MONTGOMERY, Ala. — Alabama could join multistate lotteries such as Powerball and Mega Millions under a proposal that cleared its first legislative hurdle on Wednesday.
The Senate Tourism and Marketing Committee approved the proposed constitutional amendment by a 3-2 vote. However, the lottery bill is considered a long shot to pass in the final weeks of the legislative session
Alabama is one of six states — along with Mississippi, Utah, Alaska, Hawaii, and Nevada — without a state lottery. Republican Sen. Paul Sanford’s proposal would change the Alabama Constitution so Alabama could join multistate lotteries. Because it involves a change to the Alabama Constitution to legalize gambling, voters would have to approve the idea.
“This lottery bill is dealing with just the multistate lotteries,” Sanford, a Republican from Huntsville, said. “It’s the one that catch all the attention — the Powerball, the Mega Millions that generate the buzz. It’s not the scratch-offs.”
Sanford said Alabamians should decide if they want a lottery. The legislative fiscal office estimates it would raise $45 million annually after operational costs and payouts to winners.
Joe Godfrey, executive director of the Alabama Citizens Action Program, a group that has opposed efforts to legalize gambling, argued a lottery will prey upon a state’s poor.
“It’s based on deception. The government is promoting this is your way out of poverty,” Godfrey said.
While the bill cleared committee, some senators raised concerns.
Sen. Bobby Singleton, who voted for the bill, said he is worried removing the prohibition on gambling in the state Constitution could allow the Poarch Creek Indians to have table games and a gambling monopoly.

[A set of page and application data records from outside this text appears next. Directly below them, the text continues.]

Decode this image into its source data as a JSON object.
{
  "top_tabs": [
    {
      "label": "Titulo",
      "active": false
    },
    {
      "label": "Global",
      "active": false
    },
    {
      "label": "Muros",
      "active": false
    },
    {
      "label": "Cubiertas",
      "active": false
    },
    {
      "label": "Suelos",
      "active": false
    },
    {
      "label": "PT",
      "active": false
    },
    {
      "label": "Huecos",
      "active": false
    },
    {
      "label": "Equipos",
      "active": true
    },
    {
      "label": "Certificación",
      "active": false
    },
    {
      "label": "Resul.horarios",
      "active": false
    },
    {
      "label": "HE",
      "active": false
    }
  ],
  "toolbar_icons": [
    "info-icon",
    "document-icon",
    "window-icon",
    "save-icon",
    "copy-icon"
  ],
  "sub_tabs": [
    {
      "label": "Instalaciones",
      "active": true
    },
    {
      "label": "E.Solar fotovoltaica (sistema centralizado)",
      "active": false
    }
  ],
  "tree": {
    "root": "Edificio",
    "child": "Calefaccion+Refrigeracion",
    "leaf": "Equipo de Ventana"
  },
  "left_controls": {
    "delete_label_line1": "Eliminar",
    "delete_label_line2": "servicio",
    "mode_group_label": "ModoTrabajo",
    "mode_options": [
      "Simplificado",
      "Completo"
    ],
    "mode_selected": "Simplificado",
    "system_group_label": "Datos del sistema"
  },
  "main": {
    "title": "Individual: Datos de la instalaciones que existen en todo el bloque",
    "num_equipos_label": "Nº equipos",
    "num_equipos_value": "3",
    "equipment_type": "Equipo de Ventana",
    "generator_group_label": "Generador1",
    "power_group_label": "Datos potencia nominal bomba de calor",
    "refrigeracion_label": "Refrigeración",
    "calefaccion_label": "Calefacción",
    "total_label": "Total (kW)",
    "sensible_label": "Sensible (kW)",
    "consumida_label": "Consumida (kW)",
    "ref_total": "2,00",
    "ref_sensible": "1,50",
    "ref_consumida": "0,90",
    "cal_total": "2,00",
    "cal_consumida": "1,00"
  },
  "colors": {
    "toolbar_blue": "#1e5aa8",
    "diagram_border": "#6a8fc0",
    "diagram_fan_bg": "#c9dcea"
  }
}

“They could then open up those casinos,” Singleton said. Senators supportive of dog track casinos had fought to keep them in the mix to have video electronic terminals.
Former Gov. Robert Bentley’s lottery proposal failed in 2016, doomed by a similar fatal mix of a turf war over gaming machines. Some senators withdrew support from Bentley’s bill after House changes to the bill that would have limited a lottery to paper tickets, an aim at forbidding video lottery terminals.
Senate President Pro Tem Del Marsh, who voted against the bill despite introducing previous gambling bills, said he did not think this was the “right” lottery bill because it was not accompanied by enabling legislation specifying how the lottery would be run.
The committee also approved another bill by Sanford to legalize fantasy sports contests.
Alabama’s attorney general in 2016 said that the online fantasy sports contests are illegal according to state law, and told DraftKings and FanDuel to stop operating in the state.
The attorney general said an activity is considered illegal gambling if a person bets anything of value on a contest of chance to win a prize, even when skill is part of the betting process
Legislation aimed at allowing the contests failed last year. The House of Representatives approved the bill after lengthy debate about whether the contests fall under the state’s anti-gambling laws. The bill did not get a vote on the Senate floor.